Proceedings Frequently Asked Questions
Although I’ve had a green card for many years, I had a
criminal violation a few years ago and I’m on probation. Will the government try to have me deported and, if so, what
should I do?
I’ll need to know more details in order to address your concerns. However, I can tell
you that it is common for the United States Citizenship and Immigration Services (USCIS) and the Immigration Customs Enforcement
(ICE) to survey Court and probation records and arrest an alien when he or she is reporting for their monthly probation meeting.
In that regard, if the criminal offense which you committed is a “deportable” offense under the Immigration and
Naturalization Act, you would then be subject to ARREST and DETENTION together with removal proceedings in Immigration Court.
A deportation case begins with the government issuing a Notice to Appear in Removal Proceedings. Thereafter, you
are required to appear for a Master Calendar hearing in the Immigration Court so that you may respond to the government’s
charges. Forms of relief such as adjustment of status, voluntary removal, asylum, and withholding of removal may be available
to you if you are found to be removable. Additionally, cancellation of removal may be available to you as a permanent resident
who has continuously resided in the USA for 7 years. Cancellation of removal may also be available to a non-immigrant
who has been continuously present in the USA or 10 years. If you are statutorily eligible for relief, an Immigration
Judge would then decide if you merit the relief requested.
Many aliens in removal proceedings are released upon
posting a bond and may therefore remain in their homes and with their families until their case is heard in Immigration Court.
However, aliens charged in removal proceeding as aggravated felons may not be entitled to bond and may even be administratively
removed (deported) without being referred to the Immigration Court. Unfortunately, some offenses which seem relatively minor
are now considered to be aggravated felonies under present immigrations law(s). There is some good news, however, because
the Supreme Court has recently ruled that some offenses are no longer deportable offenses and, in some cases, an alien may

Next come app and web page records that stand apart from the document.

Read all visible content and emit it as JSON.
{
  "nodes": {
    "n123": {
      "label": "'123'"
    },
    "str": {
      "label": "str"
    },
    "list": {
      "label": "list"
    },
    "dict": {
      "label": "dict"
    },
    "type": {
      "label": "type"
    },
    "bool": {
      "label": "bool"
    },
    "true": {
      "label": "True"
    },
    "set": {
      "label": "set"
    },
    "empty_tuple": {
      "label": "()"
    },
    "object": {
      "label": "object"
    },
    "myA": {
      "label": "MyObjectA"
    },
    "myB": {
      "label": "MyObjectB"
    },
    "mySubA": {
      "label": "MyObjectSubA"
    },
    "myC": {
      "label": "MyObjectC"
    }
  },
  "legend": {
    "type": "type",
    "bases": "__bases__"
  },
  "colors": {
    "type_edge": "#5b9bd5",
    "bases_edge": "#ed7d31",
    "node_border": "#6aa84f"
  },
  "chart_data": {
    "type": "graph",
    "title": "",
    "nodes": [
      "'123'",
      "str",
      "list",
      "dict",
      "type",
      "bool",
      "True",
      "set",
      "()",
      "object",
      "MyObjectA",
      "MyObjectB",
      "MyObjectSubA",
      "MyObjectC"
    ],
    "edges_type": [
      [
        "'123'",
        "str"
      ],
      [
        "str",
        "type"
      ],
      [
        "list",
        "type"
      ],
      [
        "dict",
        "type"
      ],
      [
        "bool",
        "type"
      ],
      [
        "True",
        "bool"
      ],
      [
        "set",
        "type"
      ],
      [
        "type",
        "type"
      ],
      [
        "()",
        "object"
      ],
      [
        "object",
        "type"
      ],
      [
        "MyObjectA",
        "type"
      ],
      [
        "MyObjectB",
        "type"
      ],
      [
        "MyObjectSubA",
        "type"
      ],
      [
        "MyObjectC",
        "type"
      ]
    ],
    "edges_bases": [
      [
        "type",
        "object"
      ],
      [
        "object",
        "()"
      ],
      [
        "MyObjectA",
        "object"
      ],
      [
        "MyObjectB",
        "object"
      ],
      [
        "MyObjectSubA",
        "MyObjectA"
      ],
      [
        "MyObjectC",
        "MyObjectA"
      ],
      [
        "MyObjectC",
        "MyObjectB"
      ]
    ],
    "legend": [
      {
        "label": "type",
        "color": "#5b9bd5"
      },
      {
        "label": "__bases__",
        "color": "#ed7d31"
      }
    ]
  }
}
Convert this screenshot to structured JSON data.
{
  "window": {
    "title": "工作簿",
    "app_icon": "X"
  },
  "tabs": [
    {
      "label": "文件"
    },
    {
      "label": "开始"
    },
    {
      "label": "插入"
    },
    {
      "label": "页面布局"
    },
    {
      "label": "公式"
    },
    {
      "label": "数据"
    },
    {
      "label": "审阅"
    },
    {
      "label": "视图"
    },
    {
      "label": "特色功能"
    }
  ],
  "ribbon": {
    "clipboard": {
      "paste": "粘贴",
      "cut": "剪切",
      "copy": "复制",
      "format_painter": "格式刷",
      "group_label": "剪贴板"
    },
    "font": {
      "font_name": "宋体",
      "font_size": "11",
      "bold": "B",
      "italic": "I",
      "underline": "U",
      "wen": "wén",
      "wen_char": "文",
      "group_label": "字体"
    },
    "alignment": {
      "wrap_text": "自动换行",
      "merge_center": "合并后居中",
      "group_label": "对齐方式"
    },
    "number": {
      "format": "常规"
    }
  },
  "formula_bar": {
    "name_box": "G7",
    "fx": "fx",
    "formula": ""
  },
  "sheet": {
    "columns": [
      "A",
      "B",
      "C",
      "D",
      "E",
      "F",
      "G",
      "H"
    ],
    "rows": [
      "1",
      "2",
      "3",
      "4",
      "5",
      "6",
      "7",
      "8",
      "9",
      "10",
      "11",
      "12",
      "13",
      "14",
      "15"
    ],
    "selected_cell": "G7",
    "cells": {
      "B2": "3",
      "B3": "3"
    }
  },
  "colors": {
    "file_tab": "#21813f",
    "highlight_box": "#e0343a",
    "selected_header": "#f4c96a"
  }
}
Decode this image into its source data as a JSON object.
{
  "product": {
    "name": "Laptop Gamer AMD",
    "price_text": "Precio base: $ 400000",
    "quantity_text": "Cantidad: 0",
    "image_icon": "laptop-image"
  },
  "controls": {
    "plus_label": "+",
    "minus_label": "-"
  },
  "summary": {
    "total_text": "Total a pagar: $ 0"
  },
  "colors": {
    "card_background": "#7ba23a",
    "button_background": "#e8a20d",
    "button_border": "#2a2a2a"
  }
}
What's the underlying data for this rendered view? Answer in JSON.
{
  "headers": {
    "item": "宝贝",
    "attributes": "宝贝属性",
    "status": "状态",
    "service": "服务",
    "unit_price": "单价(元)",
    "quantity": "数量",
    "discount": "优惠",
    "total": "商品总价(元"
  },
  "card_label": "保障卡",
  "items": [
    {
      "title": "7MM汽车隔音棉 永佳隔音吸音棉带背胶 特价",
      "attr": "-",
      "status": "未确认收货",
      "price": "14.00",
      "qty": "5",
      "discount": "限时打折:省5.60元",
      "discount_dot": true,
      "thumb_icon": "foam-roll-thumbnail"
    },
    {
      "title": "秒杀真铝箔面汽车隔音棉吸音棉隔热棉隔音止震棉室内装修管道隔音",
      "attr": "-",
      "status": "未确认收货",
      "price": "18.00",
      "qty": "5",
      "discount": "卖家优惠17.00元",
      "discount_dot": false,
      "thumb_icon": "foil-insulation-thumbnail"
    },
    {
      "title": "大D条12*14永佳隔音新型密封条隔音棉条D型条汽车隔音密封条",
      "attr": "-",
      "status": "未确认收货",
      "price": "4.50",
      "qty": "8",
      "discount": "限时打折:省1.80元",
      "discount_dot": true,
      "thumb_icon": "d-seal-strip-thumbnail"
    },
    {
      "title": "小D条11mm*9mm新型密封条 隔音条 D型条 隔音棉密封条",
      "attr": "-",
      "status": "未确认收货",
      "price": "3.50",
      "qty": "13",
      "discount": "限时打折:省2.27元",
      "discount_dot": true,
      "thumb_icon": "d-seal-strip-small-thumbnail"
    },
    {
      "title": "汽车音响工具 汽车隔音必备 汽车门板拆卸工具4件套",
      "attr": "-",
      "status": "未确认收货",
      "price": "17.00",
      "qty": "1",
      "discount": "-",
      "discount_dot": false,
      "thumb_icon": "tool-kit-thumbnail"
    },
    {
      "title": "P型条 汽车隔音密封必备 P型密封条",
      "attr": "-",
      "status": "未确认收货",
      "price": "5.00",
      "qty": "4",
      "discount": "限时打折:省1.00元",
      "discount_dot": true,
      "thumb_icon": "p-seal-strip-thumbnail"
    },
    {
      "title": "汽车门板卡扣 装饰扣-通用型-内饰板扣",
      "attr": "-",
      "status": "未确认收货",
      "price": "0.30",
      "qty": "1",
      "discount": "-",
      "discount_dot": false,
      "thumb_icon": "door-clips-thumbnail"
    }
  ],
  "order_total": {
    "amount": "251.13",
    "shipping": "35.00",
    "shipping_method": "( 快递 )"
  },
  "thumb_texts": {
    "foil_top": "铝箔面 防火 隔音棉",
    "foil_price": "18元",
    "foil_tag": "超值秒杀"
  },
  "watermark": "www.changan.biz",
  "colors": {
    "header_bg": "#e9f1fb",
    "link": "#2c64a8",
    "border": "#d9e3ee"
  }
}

even seek previously unavailable relief if he or she pleaded guilty to an aggravated felony or if it is appropriate to reopen
a prior deportation case.